* _Exercise_: In the data below, which lines hold the word "yellow"? Copy them.

------ Task material ------

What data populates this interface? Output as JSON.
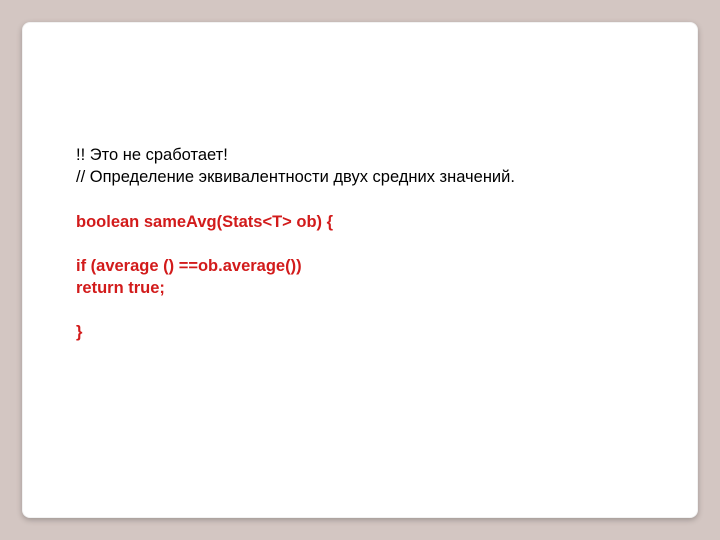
{
  "slide": {
    "lines": {
      "l1": "!! Это не сработает!",
      "l2": "// Определение эквивалентности двух средних значений.",
      "l3": "boolean sameAvg(Stats<T> ob) {",
      "l4": "if (average () ==ob.average())",
      "l5": "return true;",
      "l6": "}"
    }
  }
}
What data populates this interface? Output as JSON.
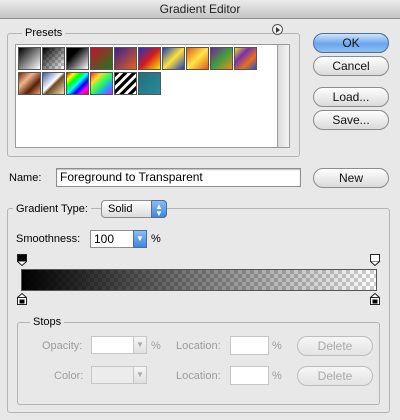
{
  "window": {
    "title": "Gradient Editor"
  },
  "presets": {
    "label": "Presets",
    "menu_icon": "circle-arrow-right-icon",
    "swatches": [
      {
        "name": "foreground-to-background",
        "bg": "linear-gradient(135deg,#000,#fff)"
      },
      {
        "name": "foreground-to-transparent",
        "bg": "linear-gradient(135deg,#000 0%,rgba(0,0,0,0) 100%), repeating-conic-gradient(#ccc 0 25%,#fff 0 50%) 0 0/6px 6px"
      },
      {
        "name": "black-white",
        "bg": "linear-gradient(135deg,#000 30%,#fff)"
      },
      {
        "name": "red-green",
        "bg": "linear-gradient(135deg,#c8102e,#1f7a1f)"
      },
      {
        "name": "violet-orange",
        "bg": "linear-gradient(135deg,#3b1f8f,#e8611c)"
      },
      {
        "name": "blue-red-yellow",
        "bg": "linear-gradient(135deg,#2233cc,#d21b1b,#ffe600)"
      },
      {
        "name": "blue-yellow-blue",
        "bg": "linear-gradient(135deg,#1a3fbf,#ffe23a,#1a3fbf)"
      },
      {
        "name": "orange-yellow-orange",
        "bg": "linear-gradient(135deg,#e25b12,#ffe54a,#e25b12)"
      },
      {
        "name": "violet-green-orange",
        "bg": "linear-gradient(135deg,#7a1fa2,#3e9e3e,#f08a1c)"
      },
      {
        "name": "yellow-violet-orange-blue",
        "bg": "linear-gradient(135deg,#f2e21a,#7a2fb0,#e8701c,#2a4fd0)"
      },
      {
        "name": "copper",
        "bg": "linear-gradient(135deg,#6b2c12,#f1b58b,#5a1f08,#e7a17a)"
      },
      {
        "name": "chrome",
        "bg": "linear-gradient(135deg,#3a5fa8,#fff 45%,#6b4a1f 55%,#f3e2c3)"
      },
      {
        "name": "spectrum",
        "bg": "linear-gradient(135deg,#f00,#ff0,#0f0,#0ff,#00f,#f0f,#f00)"
      },
      {
        "name": "transparent-rainbow",
        "bg": "linear-gradient(135deg,#ff2a2a,#ffd92a,#2aff5a,#2a9cff,#c42aff)"
      },
      {
        "name": "transparent-stripes",
        "bg": "repeating-linear-gradient(135deg,#000 0 3px,#fff 3px 6px)"
      },
      {
        "name": "teal",
        "bg": "linear-gradient(135deg,#1f6f7f,#2e8a9a)"
      }
    ]
  },
  "buttons": {
    "ok": "OK",
    "cancel": "Cancel",
    "load": "Load...",
    "save": "Save...",
    "new": "New"
  },
  "name_row": {
    "label": "Name:",
    "value": "Foreground to Transparent"
  },
  "gradient": {
    "type_label": "Gradient Type:",
    "type_value": "Solid",
    "smoothness_label": "Smoothness:",
    "smoothness_value": "100",
    "smoothness_unit": "%",
    "colors": {
      "start": "#000000",
      "end": "#000000"
    },
    "opacity": {
      "start": 100,
      "end": 0
    }
  },
  "stops": {
    "label": "Stops",
    "opacity_label": "Opacity:",
    "opacity_value": "",
    "opacity_unit": "%",
    "opacity_location_label": "Location:",
    "opacity_location_value": "",
    "opacity_location_unit": "%",
    "opacity_delete": "Delete",
    "color_label": "Color:",
    "color_location_label": "Location:",
    "color_location_value": "",
    "color_location_unit": "%",
    "color_delete": "Delete"
  }
}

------

* _Written solution_:
        "name": "blue-red-yellow",
        "name": "blue-yellow-blue",
        "name": "orange-yellow-orange",
        "name": "yellow-violet-orange-blue",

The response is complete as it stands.